A three-judge panel unanimously upheld the constitutionality of the city's ban on the radar detection devices, reminding travelers that just carrying one inside a car unused is unlawful.

"Radar detectors have no utility other than aiding an illicit effort to drive in an irresponsible manner, evading society's punishment for such conduct," wrote Judge Frank Q. Nebeker.

Besides the District of Columbia, only two states -- Virginia and Michigan -- prohibit the use of police radar detectors, according to a spokesman for Electrolert, one of several manufacturers of the devices. The devices are popularly called "Fuzzbusters," the trade name Electrolert adopted for them. The Electrolert spokesman estimated that more than 2 million Fuzzbusters are in use on the nation's highways.

The District law that prohibits possession as well as use of the device in a vehicle is the first to be upheld by an appellate court, according to Electrolert..

"It's a lovely victory," said Asst. Corporation Counsel Philip T. Van Zile. D.C. police officials said that each year they seize 50 to 60 of the devices, which are several inches long and range in price from $99 to $300.
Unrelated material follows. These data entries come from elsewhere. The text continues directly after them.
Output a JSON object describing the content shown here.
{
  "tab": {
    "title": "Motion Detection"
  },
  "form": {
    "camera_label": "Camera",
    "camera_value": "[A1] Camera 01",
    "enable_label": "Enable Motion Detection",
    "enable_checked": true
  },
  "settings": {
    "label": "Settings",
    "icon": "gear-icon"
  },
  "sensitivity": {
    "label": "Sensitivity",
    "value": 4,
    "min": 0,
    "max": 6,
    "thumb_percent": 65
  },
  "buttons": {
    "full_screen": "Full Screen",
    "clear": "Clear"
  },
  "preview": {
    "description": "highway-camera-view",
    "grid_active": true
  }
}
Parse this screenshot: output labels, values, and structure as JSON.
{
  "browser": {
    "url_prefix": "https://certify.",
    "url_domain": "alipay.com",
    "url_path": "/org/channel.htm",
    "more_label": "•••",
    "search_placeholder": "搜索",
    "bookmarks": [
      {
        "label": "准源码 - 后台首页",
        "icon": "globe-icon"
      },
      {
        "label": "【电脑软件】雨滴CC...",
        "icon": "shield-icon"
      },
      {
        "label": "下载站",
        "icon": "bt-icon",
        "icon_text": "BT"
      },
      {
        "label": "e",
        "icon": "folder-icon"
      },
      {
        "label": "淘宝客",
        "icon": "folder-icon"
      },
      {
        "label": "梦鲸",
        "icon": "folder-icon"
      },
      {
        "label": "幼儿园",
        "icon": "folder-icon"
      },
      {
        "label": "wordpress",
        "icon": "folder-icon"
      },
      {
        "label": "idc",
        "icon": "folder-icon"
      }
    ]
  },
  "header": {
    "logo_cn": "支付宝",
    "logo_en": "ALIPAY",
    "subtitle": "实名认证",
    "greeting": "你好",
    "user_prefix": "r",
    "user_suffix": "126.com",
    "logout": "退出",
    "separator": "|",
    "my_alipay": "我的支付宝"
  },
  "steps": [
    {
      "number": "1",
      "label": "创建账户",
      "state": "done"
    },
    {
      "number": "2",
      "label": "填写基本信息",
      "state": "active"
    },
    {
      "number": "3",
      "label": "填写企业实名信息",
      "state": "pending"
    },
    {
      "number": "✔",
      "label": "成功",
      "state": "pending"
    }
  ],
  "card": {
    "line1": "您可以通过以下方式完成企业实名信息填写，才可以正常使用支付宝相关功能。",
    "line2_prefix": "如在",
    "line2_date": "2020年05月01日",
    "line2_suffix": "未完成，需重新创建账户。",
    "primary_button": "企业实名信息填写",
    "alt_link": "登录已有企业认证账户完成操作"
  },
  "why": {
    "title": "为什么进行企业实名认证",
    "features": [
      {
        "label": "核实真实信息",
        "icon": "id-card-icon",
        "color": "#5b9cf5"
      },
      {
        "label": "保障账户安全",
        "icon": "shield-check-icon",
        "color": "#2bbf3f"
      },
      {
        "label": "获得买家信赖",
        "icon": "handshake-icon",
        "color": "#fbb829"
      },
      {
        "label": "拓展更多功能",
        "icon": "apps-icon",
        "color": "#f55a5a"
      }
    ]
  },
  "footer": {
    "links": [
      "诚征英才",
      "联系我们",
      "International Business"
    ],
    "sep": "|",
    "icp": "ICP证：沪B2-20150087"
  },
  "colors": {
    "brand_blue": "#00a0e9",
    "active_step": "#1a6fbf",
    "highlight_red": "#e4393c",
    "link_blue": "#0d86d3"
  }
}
"We feel they are not illegal," said Janice Lee, of Electrolert, in Troy, Ohio. "They work on the same principal as an AM-FM radio. They just receive radio waves. Everyone has the right to receive radio waves."

"We hardly get any reverberations from D.C.," where the fine for violating the radar detector law is $50, Lee said. "I'm sure now that this decision has come down, we're going to get a little flak."

Mark H. Kaufman, who represented the six motorists involved in the appeals case, said, "None of the individuals were really concerned about being fined $50. They felt the statute was unconstitutional and an infringement of their rights. I thought we had a good chance of winning."

Kaufman contended that in prohibiting the mere possession of the devices, the D.C. law was unconstitutionally broad. He also argued that only the U.S. government, through the Federal Communications Commission, should be able to regulate the devices.

Nebeker noted, however, that while a radar detector is indeed a radio receiver, its purpose is to avoid police and that it does not receive the kind of "communication" localities cannot regulate.

Nebeker's opinion, which upheld a D.C. Superior Court decision by Judge James A. Washington, Jr., was joined by Judges John W. Kern III and George R. Gallagher.